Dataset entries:

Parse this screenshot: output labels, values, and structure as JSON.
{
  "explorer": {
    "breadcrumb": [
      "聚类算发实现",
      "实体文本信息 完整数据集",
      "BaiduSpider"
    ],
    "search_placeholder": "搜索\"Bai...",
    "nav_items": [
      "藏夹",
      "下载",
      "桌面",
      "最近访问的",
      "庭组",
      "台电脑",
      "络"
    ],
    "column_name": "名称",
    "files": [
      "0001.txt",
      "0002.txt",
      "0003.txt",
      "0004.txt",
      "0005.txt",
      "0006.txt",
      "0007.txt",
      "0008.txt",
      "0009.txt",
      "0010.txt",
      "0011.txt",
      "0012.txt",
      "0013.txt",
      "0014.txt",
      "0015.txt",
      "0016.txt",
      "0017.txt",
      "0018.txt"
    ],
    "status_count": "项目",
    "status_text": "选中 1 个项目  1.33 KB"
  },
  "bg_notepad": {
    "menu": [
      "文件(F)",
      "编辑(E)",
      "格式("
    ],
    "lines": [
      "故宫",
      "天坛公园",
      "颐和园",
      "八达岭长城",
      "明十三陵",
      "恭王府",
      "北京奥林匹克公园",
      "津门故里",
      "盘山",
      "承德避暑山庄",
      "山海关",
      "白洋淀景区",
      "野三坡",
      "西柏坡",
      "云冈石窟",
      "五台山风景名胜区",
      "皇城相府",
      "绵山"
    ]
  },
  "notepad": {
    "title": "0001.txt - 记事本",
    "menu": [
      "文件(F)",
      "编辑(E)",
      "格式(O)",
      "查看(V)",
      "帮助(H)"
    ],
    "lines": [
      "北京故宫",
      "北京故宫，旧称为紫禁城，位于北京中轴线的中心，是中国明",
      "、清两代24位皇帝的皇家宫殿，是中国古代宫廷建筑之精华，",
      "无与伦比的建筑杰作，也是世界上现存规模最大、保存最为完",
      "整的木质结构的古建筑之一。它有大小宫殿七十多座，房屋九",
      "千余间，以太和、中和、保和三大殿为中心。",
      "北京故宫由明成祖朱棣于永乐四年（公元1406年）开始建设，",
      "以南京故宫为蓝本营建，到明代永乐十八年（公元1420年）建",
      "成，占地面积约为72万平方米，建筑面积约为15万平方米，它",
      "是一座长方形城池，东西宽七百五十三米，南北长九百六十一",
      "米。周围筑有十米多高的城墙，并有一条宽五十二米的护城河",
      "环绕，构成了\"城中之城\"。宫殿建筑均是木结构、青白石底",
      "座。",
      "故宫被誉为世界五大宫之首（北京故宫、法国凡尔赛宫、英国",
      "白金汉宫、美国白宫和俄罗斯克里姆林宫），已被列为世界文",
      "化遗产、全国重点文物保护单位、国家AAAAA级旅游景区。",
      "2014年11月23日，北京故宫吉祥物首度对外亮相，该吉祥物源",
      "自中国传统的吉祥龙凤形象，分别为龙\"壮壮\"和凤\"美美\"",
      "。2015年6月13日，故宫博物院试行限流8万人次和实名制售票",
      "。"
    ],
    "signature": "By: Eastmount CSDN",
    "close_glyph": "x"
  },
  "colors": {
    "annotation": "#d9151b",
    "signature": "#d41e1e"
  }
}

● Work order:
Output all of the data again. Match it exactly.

● Your response:
Parse this screenshot: output labels, values, and structure as JSON.
{
  "explorer": {
    "breadcrumb": [
      "聚类算发实现",
      "实体文本信息 完整数据集",
      "BaiduSpider"
    ],
    "search_placeholder": "搜索\"Bai...",
    "nav_items": [
      "藏夹",
      "下载",
      "桌面",
      "最近访问的",
      "庭组",
      "台电脑",
      "络"
    ],
    "column_name": "名称",
    "files": [
      "0001.txt",
      "0002.txt",
      "0003.txt",
      "0004.txt",
      "0005.txt",
      "0006.txt",
      "0007.txt",
      "0008.txt",
      "0009.txt",
      "0010.txt",
      "0011.txt",
      "0012.txt",
      "0013.txt",
      "0014.txt",
      "0015.txt",
      "0016.txt",
      "0017.txt",
      "0018.txt"
    ],
    "status_count": "项目",
    "status_text": "选中 1 个项目  1.33 KB"
  },
  "bg_notepad": {
    "menu": [
      "文件(F)",
      "编辑(E)",
      "格式("
    ],
    "lines": [
      "故宫",
      "天坛公园",
      "颐和园",
      "八达岭长城",
      "明十三陵",
      "恭王府",
      "北京奥林匹克公园",
      "津门故里",
      "盘山",
      "承德避暑山庄",
      "山海关",
      "白洋淀景区",
      "野三坡",
      "西柏坡",
      "云冈石窟",
      "五台山风景名胜区",
      "皇城相府",
      "绵山"
    ]
  },
  "notepad": {
    "title": "0001.txt - 记事本",
    "menu": [
      "文件(F)",
      "编辑(E)",
      "格式(O)",
      "查看(V)",
      "帮助(H)"
    ],
    "lines": [
      "北京故宫",
      "北京故宫，旧称为紫禁城，位于北京中轴线的中心，是中国明",
      "、清两代24位皇帝的皇家宫殿，是中国古代宫廷建筑之精华，",
      "无与伦比的建筑杰作，也是世界上现存规模最大、保存最为完",
      "整的木质结构的古建筑之一。它有大小宫殿七十多座，房屋九",
      "千余间，以太和、中和、保和三大殿为中心。",
      "北京故宫由明成祖朱棣于永乐四年（公元1406年）开始建设，",
      "以南京故宫为蓝本营建，到明代永乐十八年（公元1420年）建",
      "成，占地面积约为72万平方米，建筑面积约为15万平方米，它",
      "是一座长方形城池，东西宽七百五十三米，南北长九百六十一",
      "米。周围筑有十米多高的城墙，并有一条宽五十二米的护城河",
      "环绕，构成了\"城中之城\"。宫殿建筑均是木结构、青白石底",
      "座。",
      "故宫被誉为世界五大宫之首（北京故宫、法国凡尔赛宫、英国",
      "白金汉宫、美国白宫和俄罗斯克里姆林宫），已被列为世界文",
      "化遗产、全国重点文物保护单位、国家AAAAA级旅游景区。",
      "2014年11月23日，北京故宫吉祥物首度对外亮相，该吉祥物源",
      "自中国传统的吉祥龙凤形象，分别为龙\"壮壮\"和凤\"美美\"",
      "。2015年6月13日，故宫博物院试行限流8万人次和实名制售票",
      "。"
    ],
    "signature": "By: Eastmount CSDN",
    "close_glyph": "x"
  },
  "colors": {
    "annotation": "#d9151b",
    "signature": "#d41e1e"
  }
}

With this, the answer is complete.